The Punic Wars: Kriegsschuldfrage and the Question of the Just War

The Romans were confident of victory. Since they now controlled the Mediterranean (which they called Mare Nostrum), they were not concerned with an attack on Italy from the sea, and since the supposedly impassable natural barrier of the Alps in the north protected them from an invasion by land, they expected to wage the new war in Spain and in North Africa, the land of their enemies. Consequently, they sent an army to the south, under the consul Sempronius Longus, to cross over to Africa from Sicily, and another west, under consul Publius Cornelius Scipio (the Elder), to invade Spain. Of course they were not counting on the military genius of Hannibal, but that is another story. It is clear, though, that the blame for the provocation and initiation of the second Punic War rests squarely on Roman shoulders.

The third Punic War (149-146) was waged against a Carthage that no longer posed any threat to Rome, 34 years after the death of Hannibal. It was motivated by the hatred exemplified in the “delenda est Carthago” (“Carthage must be destroyed!”) that ended every talk of the bitter Roman senator and moralist, Cato the Elder, as well as by jealousy of the African city’s economic recovery following its defeat in the second war. Hannibal’s work as suffete or magistrate after the war had served to eliminate corruption in government and had allowed Carthage to offer to pay off the crippling indemnity imposed by Rome much faster than expected.

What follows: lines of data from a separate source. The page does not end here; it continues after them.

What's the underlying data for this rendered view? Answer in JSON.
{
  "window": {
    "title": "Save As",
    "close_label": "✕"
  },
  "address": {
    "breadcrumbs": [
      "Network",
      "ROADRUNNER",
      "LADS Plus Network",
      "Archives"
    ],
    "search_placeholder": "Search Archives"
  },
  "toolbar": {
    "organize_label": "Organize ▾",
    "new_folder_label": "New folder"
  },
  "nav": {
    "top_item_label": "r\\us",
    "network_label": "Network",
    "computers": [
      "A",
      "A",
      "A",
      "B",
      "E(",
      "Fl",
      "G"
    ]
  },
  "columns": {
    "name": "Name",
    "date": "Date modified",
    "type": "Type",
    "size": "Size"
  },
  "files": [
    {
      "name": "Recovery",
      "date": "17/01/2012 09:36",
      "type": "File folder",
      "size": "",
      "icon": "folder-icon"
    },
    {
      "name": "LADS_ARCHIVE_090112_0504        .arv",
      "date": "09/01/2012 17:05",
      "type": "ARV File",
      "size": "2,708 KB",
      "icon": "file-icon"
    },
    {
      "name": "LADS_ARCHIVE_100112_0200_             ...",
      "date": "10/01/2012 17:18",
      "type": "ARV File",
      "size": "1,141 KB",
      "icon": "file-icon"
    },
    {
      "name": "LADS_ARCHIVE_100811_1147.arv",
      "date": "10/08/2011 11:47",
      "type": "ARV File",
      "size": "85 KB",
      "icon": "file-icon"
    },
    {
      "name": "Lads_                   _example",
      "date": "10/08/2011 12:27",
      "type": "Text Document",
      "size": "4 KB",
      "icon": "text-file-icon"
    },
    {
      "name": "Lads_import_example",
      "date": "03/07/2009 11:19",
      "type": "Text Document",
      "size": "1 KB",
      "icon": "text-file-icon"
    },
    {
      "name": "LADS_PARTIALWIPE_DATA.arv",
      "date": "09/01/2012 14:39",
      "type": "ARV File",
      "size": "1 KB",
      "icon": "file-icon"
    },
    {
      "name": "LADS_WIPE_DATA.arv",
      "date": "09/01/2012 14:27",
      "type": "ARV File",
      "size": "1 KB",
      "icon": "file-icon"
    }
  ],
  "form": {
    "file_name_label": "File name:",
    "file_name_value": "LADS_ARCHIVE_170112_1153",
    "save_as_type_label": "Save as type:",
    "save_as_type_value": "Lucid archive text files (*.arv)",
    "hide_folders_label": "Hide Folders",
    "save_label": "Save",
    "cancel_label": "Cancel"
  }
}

Another condition imposed on Carthage at the end of the second Punic War proved fatal—a prohibition to wage war, even in self-defense, without permission from Rome. The Romans encouraged the aggression of the Numidian king, Massinissa, who kept encroaching on Carthaginian territory. Appeals from Carthage for Rome to intervene were ignored.  When finally the Carthaginians attempted to defend themselves, Rome used this as excuse to declare war. The Carthaginians did not want war, and offered capitulation plus the payment of a further indemnity. The Romans demanded that in addition they also provide hostages and surrender all weapons in the city. Once the Carthaginians had complied, the Romans revealed their true intentions. They demanded that the entire population leave the city, moving south into hostile territory where their survival would be ephemeral, and declared that Carthage would be destroyed. This, the Carthaginians refused to do, and heroically defended their city against a Roman siege for three long years. When the Romans finally breached the city’s defenses, they engaged in an orgy of killing, what we would call today ethnic cleansing or genocide. The great city was razed and burned to the ground, the inhabitants—men, women, and children—were slaughtered (over 700,000), and the survivors (50,000) were sold into slavery. The libraries and records of the defeated were destroyed in the process, leaving only pro-Roman accounts to tell the story. It was a true holocaust, the first total genocide in recorded history, the murder and extermination of a people and the erasure of their culture.

Hannibal at Cannae The causes of war, of any war, tend to be complex, and include social, cultural, economic, and psychological factors. The Punic Wars were no exception. Consequently the present brief analysis cannot claim to be comprehensive or exhaustive, but in view of the available evidence there can be no doubt about the Kriegsschuldfrage: The instigators of the wars between Rome and Carthage were the Romans, and that their primary motivations were greed, hatred, and a thirst for conquest—their wars against Carthage were not “just.” If there was a “just” struggle, it was Hannibal’s heroic effort to halt and contain Roman expansionism. The ultimate defeat of Carthage opened the gates for the legions of Rome to march and trample on whatever freedom remained in the Mediterranean world—the predatory Roman Empire had been born.

References:
Belkhodja, A. Hannibal Barca: L’histoire veritable. Apollonia, 2011.
Bellamy, A. Just Wars: From Cicero to Iraq. Polity, 2006.
Faulkner, N. Rome: Empire of the Eagles. Pearson/Longman, 2008.
Hoyos, B. Truceless War: Carthage’s Fight for Survival, 241 to 237 B.C. Brill, 2007.
Lancel, S. Hannibal. Blackwell, 1998.
Livy. History of Rome (Loeb Classical Library). Harvard.
Polybius. The Histories (Loeb Classical Library). Harvard.
Terkel, S. The Good War: An Oral History of World War Two. Pantheon, 1984.
Walzer, M. Just and Unjust Wars: A Moral Argument with Historical Illustrations. Basic Books, 2006.

© 2013 by Yozan Mosig

yozan-mosig-miniAbout The Author

Yozan Mosig is a Professor of Psychology at the University of Nebraska-Kearney and has a deep interest in Ancient History, particularly the period of the Punic Wars, which he has been researching for the last 20 years. His Hannibal Library contains over 10,000 items. Read more about Yozan »